No Pressure To Raise Terror Alert Level
ERIE, Pa. (AP) - Former Homeland Security Secretary Tom Ridge said in an interview that he did not feel "pressure'' from the Bush administration to raise the terror alert level before the 2004 presidential election, but that officials "expressed an opinion'' different from his.
In a new book, "The Test of Our Times: America Under Siege ... and How We Can Be Safe Again,'' Ridge says that despite the urgings of former Defense Secretary Donald H. Rumsfeld and then-Attorney General John Ashcroft he objected to raising the security level, according to a publicity release from the publisher.
But in an interview with the Erie Times-News, Ridge said that no one pressured him to raise the threat level. Rather, he said, "they expressed an opinion'' that ran counter to his.
"There was no pressure at all. There was a judgment call on their part and on my part,'' Ridge, 64, a former Pennsylvania governor and an Erie native, told the newspaper.
In the book, Ridge discusses what caused the internal debate over the threat level - a new videotaped message from Osama bin Laden.
"A vigorous, some might say dramatic, discussion ensued. Ashcroft strongly urged an increase in the threat level, and was supported by Rumsfeld. There was absolutely no support for that position within our department. None. I wondered, 'Is this about security or politics''' he wrote.
In the newspaper interview, Ridge said that no one person had the unilateral authority to raise the threat level. In the end, the alert level was not changed.
The memoir, from Thomas Dunne Books, goes on sale Tuesday.
After the publicity release came out earlier this month, Bush's former homeland security adviser, Frances Townsend, said politics never played a role in determining alert levels.
Ridge told the newspaper that the book is both a historical account of the fledgling Department of Homeland Security and a caution for the future.
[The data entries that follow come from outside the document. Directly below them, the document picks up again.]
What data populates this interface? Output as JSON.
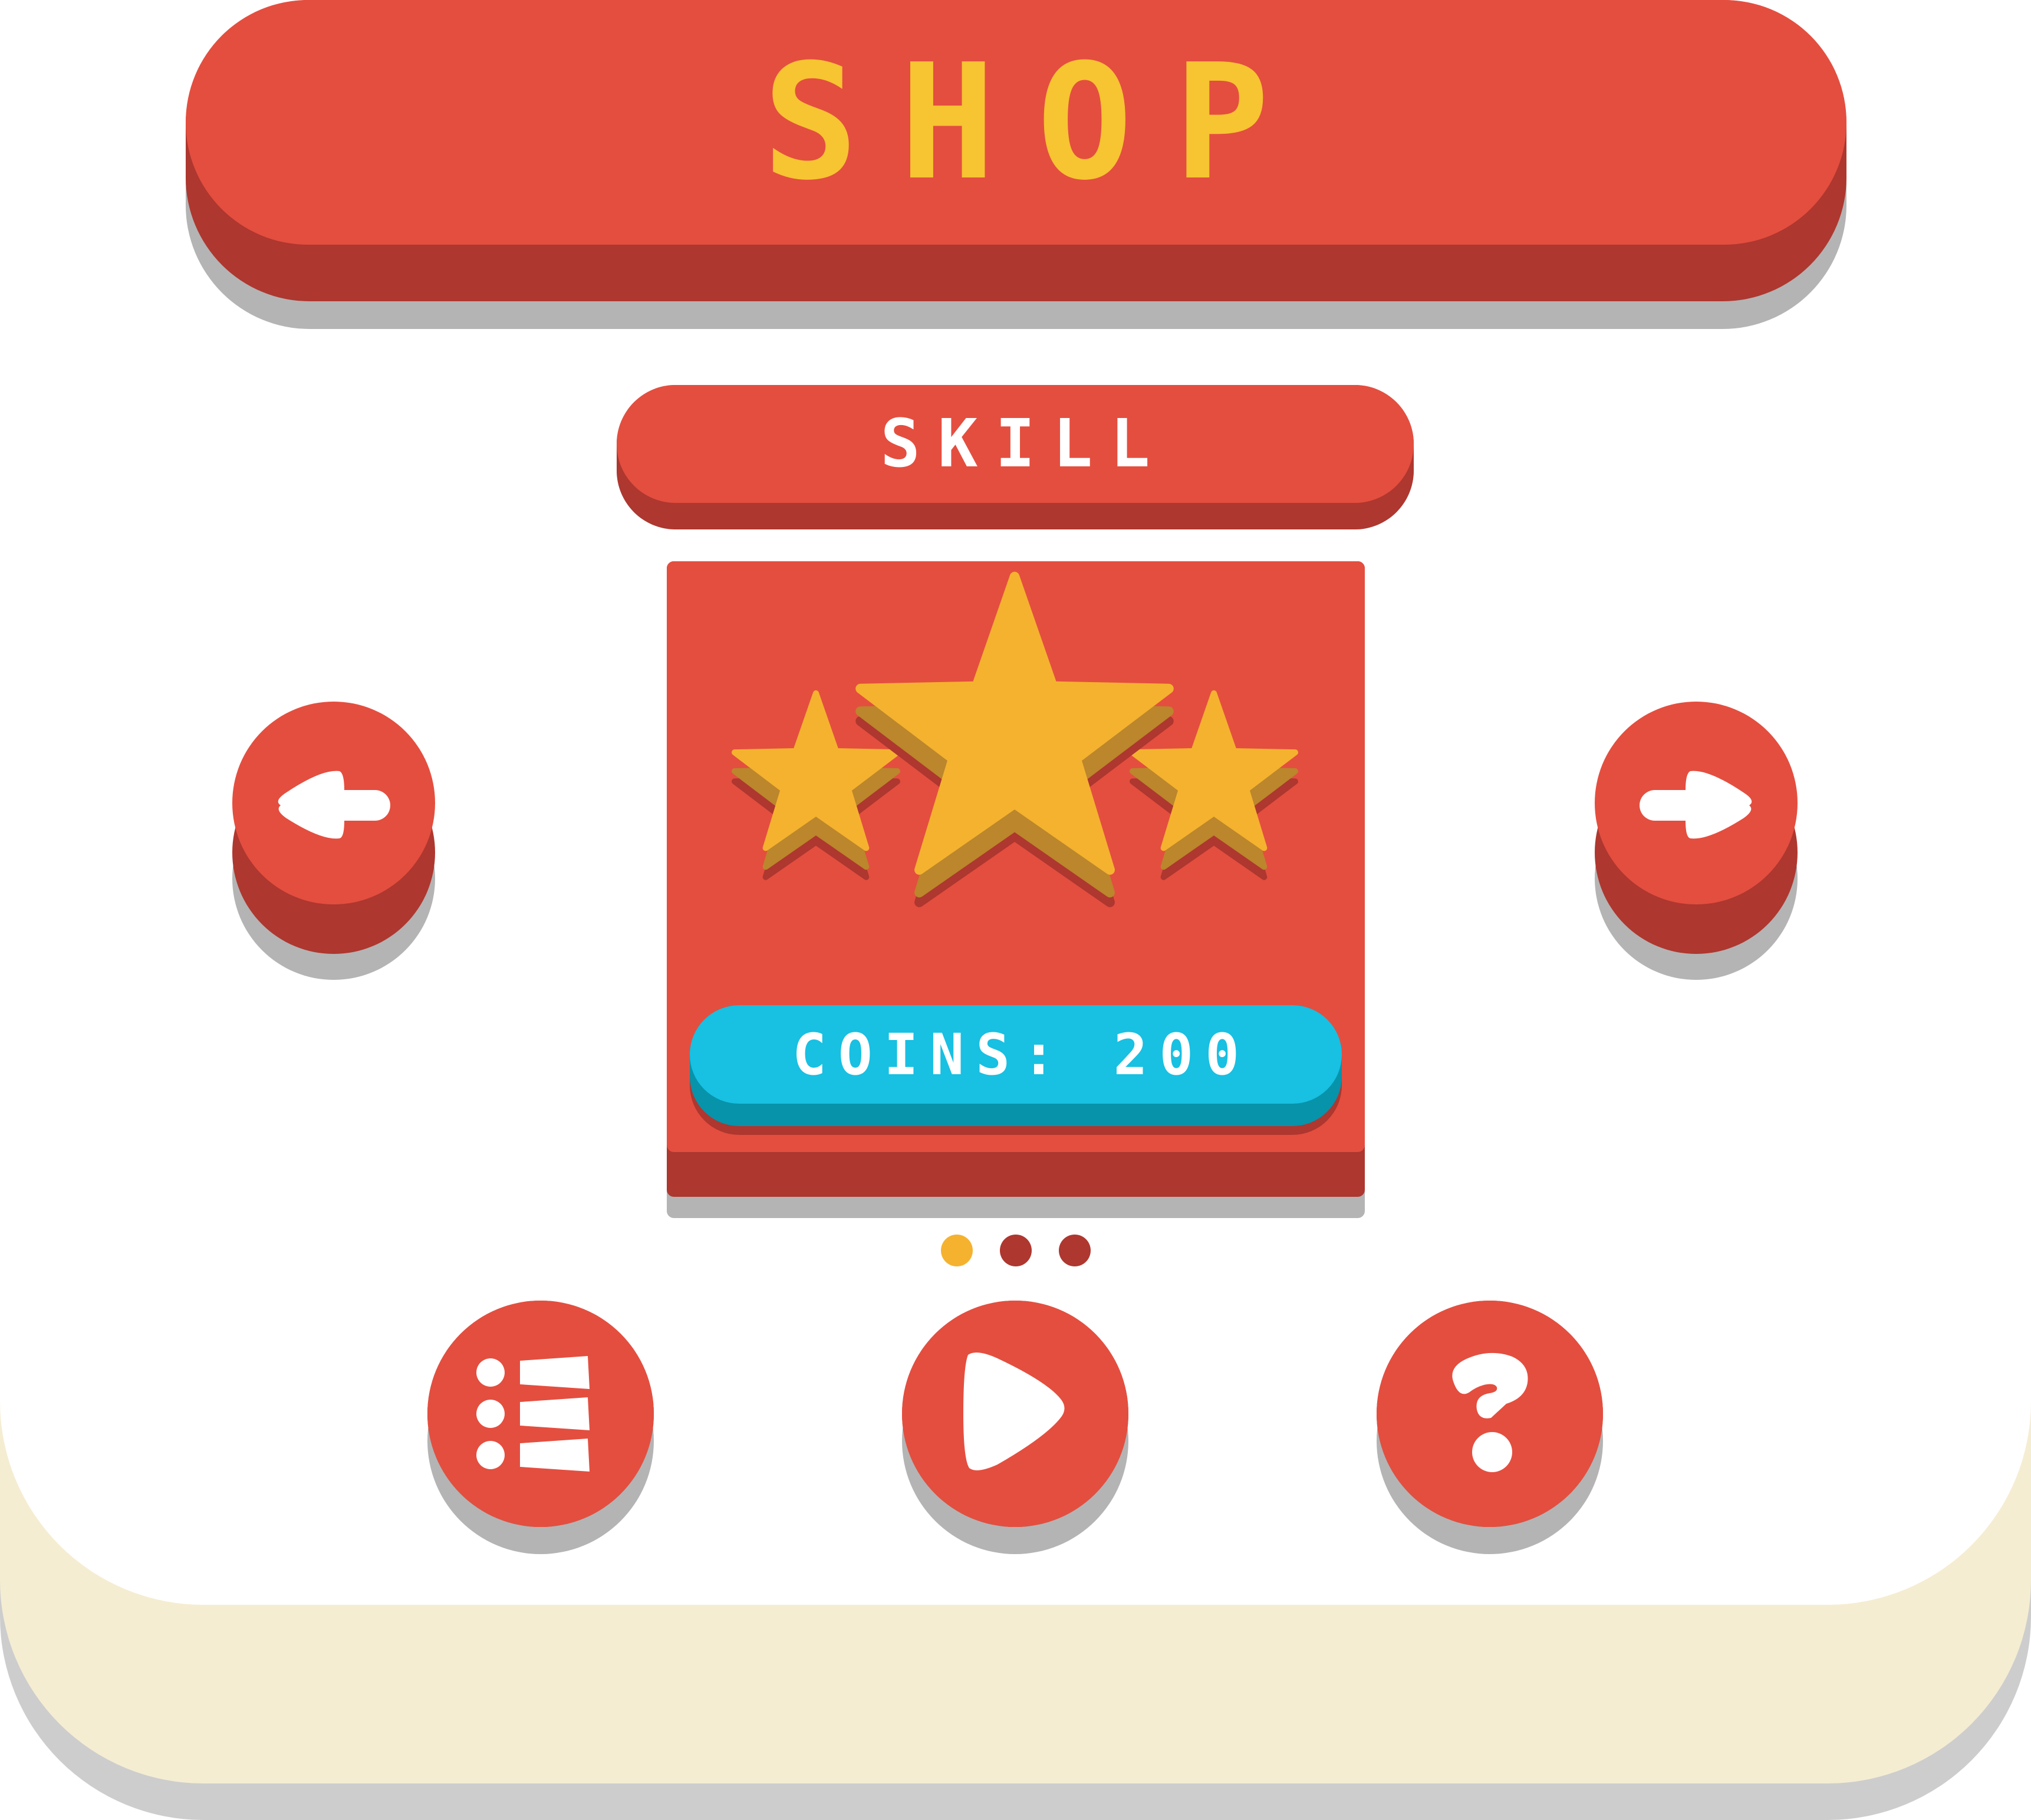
{
  "shop": {
    "title": "SHOP",
    "item": {
      "name": "SKILL",
      "icon": "three-stars-icon",
      "price_label": "COINS: 200"
    },
    "pager": {
      "page_count": 3,
      "active_page": 1
    },
    "nav": {
      "prev_icon": "arrow-left-icon",
      "next_icon": "arrow-right-icon"
    },
    "actions": [
      {
        "name": "menu-button",
        "icon": "list-icon"
      },
      {
        "name": "play-button",
        "icon": "play-icon"
      },
      {
        "name": "help-button",
        "icon": "question-mark-icon"
      }
    ]
  },
  "colors": {
    "primary_red": "#e44e3f",
    "dark_red": "#ae372f",
    "title_yellow": "#f7c432",
    "star_gold": "#f5b22f",
    "coins_blue": "#18c0e2",
    "panel_cream": "#f5edd2",
    "active_dot": "#f5b22f"
  }
}
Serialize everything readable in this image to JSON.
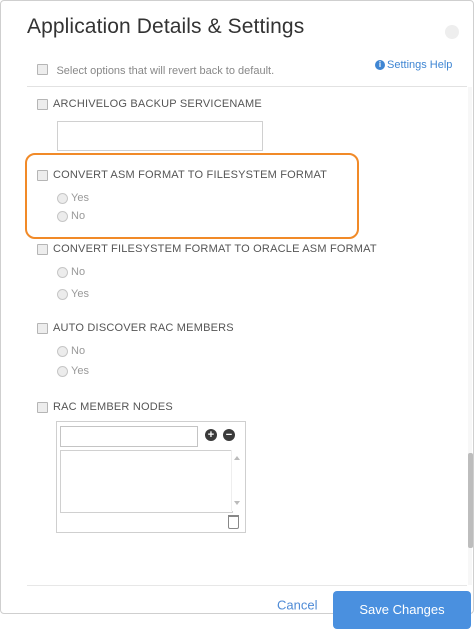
{
  "dialog": {
    "title": "Application Details & Settings"
  },
  "top": {
    "revert_label": "Select options that will revert back to default.",
    "help_link": "Settings Help"
  },
  "options": {
    "archivelog_label": "ARCHIVELOG BACKUP SERVICENAME",
    "convert_asm_label": "CONVERT ASM FORMAT TO FILESYSTEM FORMAT",
    "convert_asm_yes": "Yes",
    "convert_asm_no": "No",
    "convert_fs_label": "CONVERT FILESYSTEM FORMAT TO ORACLE ASM FORMAT",
    "convert_fs_no": "No",
    "convert_fs_yes": "Yes",
    "auto_discover_label": "AUTO DISCOVER RAC MEMBERS",
    "auto_discover_no": "No",
    "auto_discover_yes": "Yes",
    "rac_nodes_label": "RAC MEMBER NODES"
  },
  "footer": {
    "cancel": "Cancel",
    "save": "Save Changes"
  },
  "colors": {
    "accent": "#4a90df",
    "highlight": "#f18a28"
  }
}
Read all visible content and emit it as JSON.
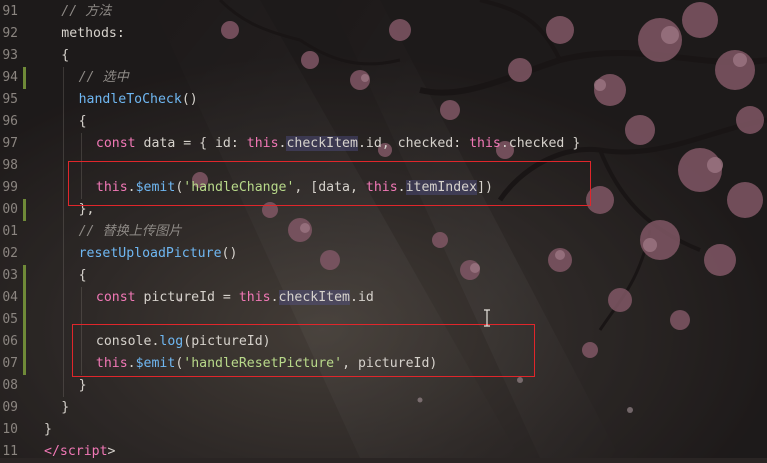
{
  "editor": {
    "line_numbers": [
      "91",
      "92",
      "93",
      "94",
      "95",
      "96",
      "97",
      "98",
      "99",
      "00",
      "01",
      "02",
      "03",
      "04",
      "05",
      "06",
      "07",
      "08",
      "09",
      "10",
      "11"
    ],
    "lines": [
      [
        {
          "t": "cmt",
          "v": "// 方法"
        }
      ],
      [
        {
          "t": "plain",
          "v": "methods:"
        }
      ],
      [
        {
          "t": "plain",
          "v": "{"
        }
      ],
      [
        {
          "t": "cmt",
          "v": "// 选中"
        }
      ],
      [
        {
          "t": "fn",
          "v": "handleToCheck"
        },
        {
          "t": "plain",
          "v": "()"
        }
      ],
      [
        {
          "t": "plain",
          "v": "{"
        }
      ],
      [
        {
          "t": "kw",
          "v": "const "
        },
        {
          "t": "var",
          "v": "data = { id: "
        },
        {
          "t": "this",
          "v": "this"
        },
        {
          "t": "plain",
          "v": "."
        },
        {
          "t": "prop",
          "v": "checkItem"
        },
        {
          "t": "plain",
          "v": ".id, checked: "
        },
        {
          "t": "this",
          "v": "this"
        },
        {
          "t": "plain",
          "v": ".checked }"
        }
      ],
      [],
      [
        {
          "t": "this",
          "v": "this"
        },
        {
          "t": "plain",
          "v": "."
        },
        {
          "t": "fn",
          "v": "$emit"
        },
        {
          "t": "plain",
          "v": "("
        },
        {
          "t": "str",
          "v": "'handleChange'"
        },
        {
          "t": "plain",
          "v": ", [data, "
        },
        {
          "t": "this",
          "v": "this"
        },
        {
          "t": "plain",
          "v": "."
        },
        {
          "t": "prop",
          "v": "itemIndex"
        },
        {
          "t": "plain",
          "v": "])"
        }
      ],
      [
        {
          "t": "plain",
          "v": "},"
        }
      ],
      [
        {
          "t": "cmt",
          "v": "// 替换上传图片"
        }
      ],
      [
        {
          "t": "fn",
          "v": "resetUploadPicture"
        },
        {
          "t": "plain",
          "v": "()"
        }
      ],
      [
        {
          "t": "plain",
          "v": "{"
        }
      ],
      [
        {
          "t": "kw",
          "v": "const "
        },
        {
          "t": "var",
          "v": "pictureId = "
        },
        {
          "t": "this",
          "v": "this"
        },
        {
          "t": "plain",
          "v": "."
        },
        {
          "t": "prop",
          "v": "checkItem"
        },
        {
          "t": "plain",
          "v": ".id"
        }
      ],
      [],
      [
        {
          "t": "plain",
          "v": "console."
        },
        {
          "t": "fn",
          "v": "log"
        },
        {
          "t": "plain",
          "v": "(pictureId)"
        }
      ],
      [
        {
          "t": "this",
          "v": "this"
        },
        {
          "t": "plain",
          "v": "."
        },
        {
          "t": "fn",
          "v": "$emit"
        },
        {
          "t": "plain",
          "v": "("
        },
        {
          "t": "str",
          "v": "'handleResetPicture'"
        },
        {
          "t": "plain",
          "v": ", pictureId)"
        }
      ],
      [
        {
          "t": "plain",
          "v": "}"
        }
      ],
      [
        {
          "t": "plain",
          "v": "}"
        }
      ],
      [
        {
          "t": "plain",
          "v": "}"
        }
      ],
      [
        {
          "t": "tag",
          "v": "</"
        },
        {
          "t": "tag",
          "v": "script"
        },
        {
          "t": "plain",
          "v": ">"
        }
      ]
    ],
    "indents": [
      1,
      1,
      1,
      2,
      2,
      2,
      3,
      3,
      3,
      2,
      2,
      2,
      2,
      3,
      3,
      3,
      3,
      2,
      1,
      0,
      0
    ]
  }
}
"Just because there's been a lapse of time doesn't mean the enemy is still not planning against us,'' he said in the interview. "We can never, ever be complacent. We need to keep that edge about us - because they're not going away, and neither are we. But they're not going to take our freedoms from us.''